  4. The second shingle will butt up to the side of the first shingle. Nail this down in the same way as the first one, making sure you’re creating a straight line with the top of the shingles. The half cut outs at the end of the shingles will make a full cut out when combined – you can use this to confirm the shingles are lining up straight.
  5. When you get to the other edge of the roof, nail down the last shingle and trim off the edge to create the 3/8” overhang.
  6. Starting the next row will require you to offset the first shingle in order to create the alternating pattern of the roof. There will be a gap in between the beginning of the second row and the edge of the roof, but you’ll fill that in later after installing the 6th row of shingles.
  7. Nail down the second row of shingles and leave the excess hanging off the side of the roof for now. You’ll trim the excess from the second through sixth rows all at once later.
  8. Continue adding more rows of shingles, offsetting the first shingle more and more as you progress through the rows.
  9. Once you’ve completed 6 rows of shingles, use a straight edge to cut the excess shingles with a utility knife. You’ll use the first row shingle overhang as a reference.
  10. Now you can use any scraps to fill in the gaps on the other side of the roof. On the first set of 6, you’ll probably have to cut some of the full shingles since you won’t have much scrap yet. Nail down the shingles and use the method from step 9 to cut the excess off rows 2 through 6.
  11. After completing the first 6 rows, you’ll start another group of six and follow the same steps until you finish another 6 rows or get to the end of your roof. Our shed was relatively small so I only had 2 groups.
  12. When you get to the edge of the roof, you’ll need to trim the last row of shingles to be flush with the edge of the roof.
  13. You can add flashing to the top edge of the roof to waterproof, but I just ran a wide bead of exterior caulk where the roof met the sunroom wall.
  14. To smooth the edges of the shingles, use the rough side of a scrap shingle to rub the edges you trimmed and wear down any jagged parts.


  1. It’s important to treat the T 1-11 siding with stain or paint or it will quickly get water damaged. First use exterior caulk to fill the seams and screw holes on the exterior of the shed.
  2. Apply at least 2 coats of paint with a heavy duty paint brush and thick nap roller. We used a porch and floor paint for durability.

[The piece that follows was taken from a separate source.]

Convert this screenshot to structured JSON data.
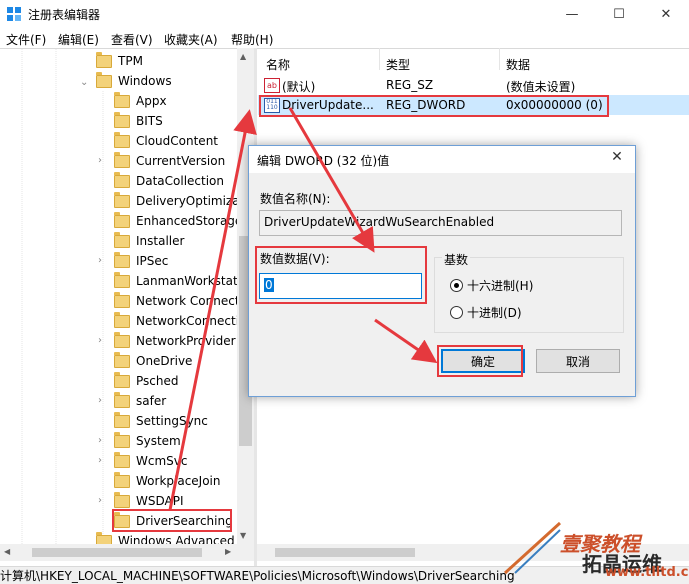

Hanging the Doors

  1. After the paint is dry, put the doors in place and mark the hinge locations. To create the 1/4” gap I wanted, I used the thick ends of some cedar shims to hold up the doors and maintain the spacing on the sides.
  2. Pre-drill the screw holes on the doors and door frame, then attach the doors to the shed with the hinges.
  3. Install a locking mechanism to keep the doors closed and secure. We used a hasp and pad lock, pre-drilling holes then attaching the hasp to the trim at the center of the doors.

Costing just over $500 and taking a few solid work days to complete as a one-man operation, building our shed felt really worth it. Being able to design things that fit in your space both spatially and aesthetically always feels like a win and this project was a prime example.

This was probably my favorite DIY project I’ve ever done. It was surprisingly easy and there’s something about building something with walls and a roof that’s particularly satisfying. Not to mention I’ll have room to walk in the garage now.

My New Cookbook


Leave a Comment


Copyright © Rachel Schultz 2022